**Work to be completed**
In the material below, print every line exactly and omit the pictures.

**Exercise input**
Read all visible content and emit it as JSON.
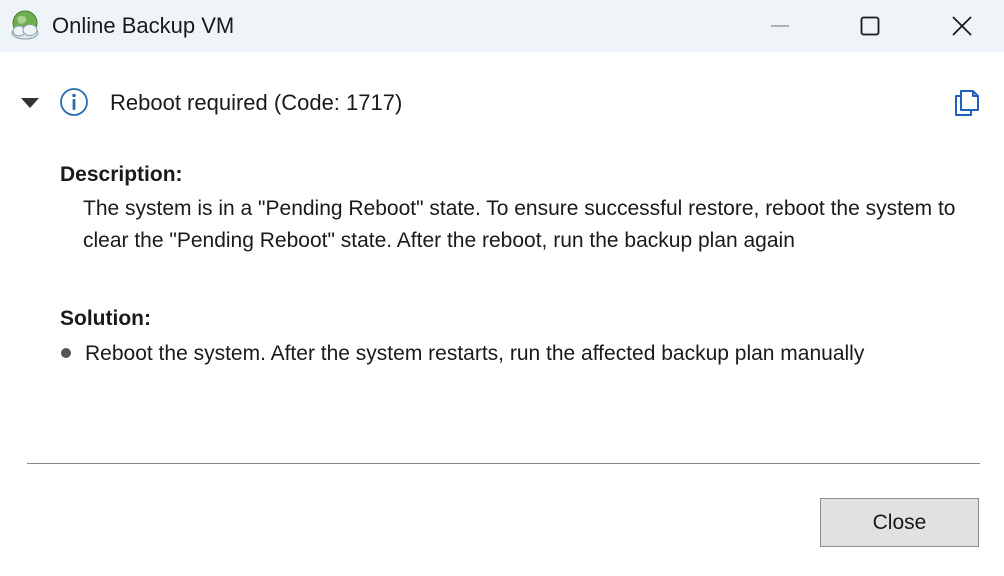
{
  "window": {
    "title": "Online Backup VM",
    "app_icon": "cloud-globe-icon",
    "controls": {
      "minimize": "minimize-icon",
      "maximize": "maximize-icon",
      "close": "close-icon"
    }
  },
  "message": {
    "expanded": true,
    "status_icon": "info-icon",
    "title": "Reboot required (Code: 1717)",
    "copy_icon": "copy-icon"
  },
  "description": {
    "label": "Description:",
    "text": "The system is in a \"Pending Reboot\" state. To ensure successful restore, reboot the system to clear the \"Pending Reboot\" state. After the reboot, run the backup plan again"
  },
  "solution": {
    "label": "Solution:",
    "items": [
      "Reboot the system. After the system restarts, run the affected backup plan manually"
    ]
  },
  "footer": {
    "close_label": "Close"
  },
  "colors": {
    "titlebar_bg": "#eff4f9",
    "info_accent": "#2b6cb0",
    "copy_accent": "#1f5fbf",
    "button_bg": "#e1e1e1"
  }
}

**Solution for this exercise**
Read all visible content and emit it as JSON.
{
  "window": {
    "title": "Online Backup VM",
    "app_icon": "cloud-globe-icon",
    "controls": {
      "minimize": "minimize-icon",
      "maximize": "maximize-icon",
      "close": "close-icon"
    }
  },
  "message": {
    "expanded": true,
    "status_icon": "info-icon",
    "title": "Reboot required (Code: 1717)",
    "copy_icon": "copy-icon"
  },
  "description": {
    "label": "Description:",
    "text": "The system is in a \"Pending Reboot\" state. To ensure successful restore, reboot the system to clear the \"Pending Reboot\" state. After the reboot, run the backup plan again"
  },
  "solution": {
    "label": "Solution:",
    "items": [
      "Reboot the system. After the system restarts, run the affected backup plan manually"
    ]
  },
  "footer": {
    "close_label": "Close"
  },
  "colors": {
    "titlebar_bg": "#eff4f9",
    "info_accent": "#2b6cb0",
    "copy_accent": "#1f5fbf",
    "button_bg": "#e1e1e1"
  }
}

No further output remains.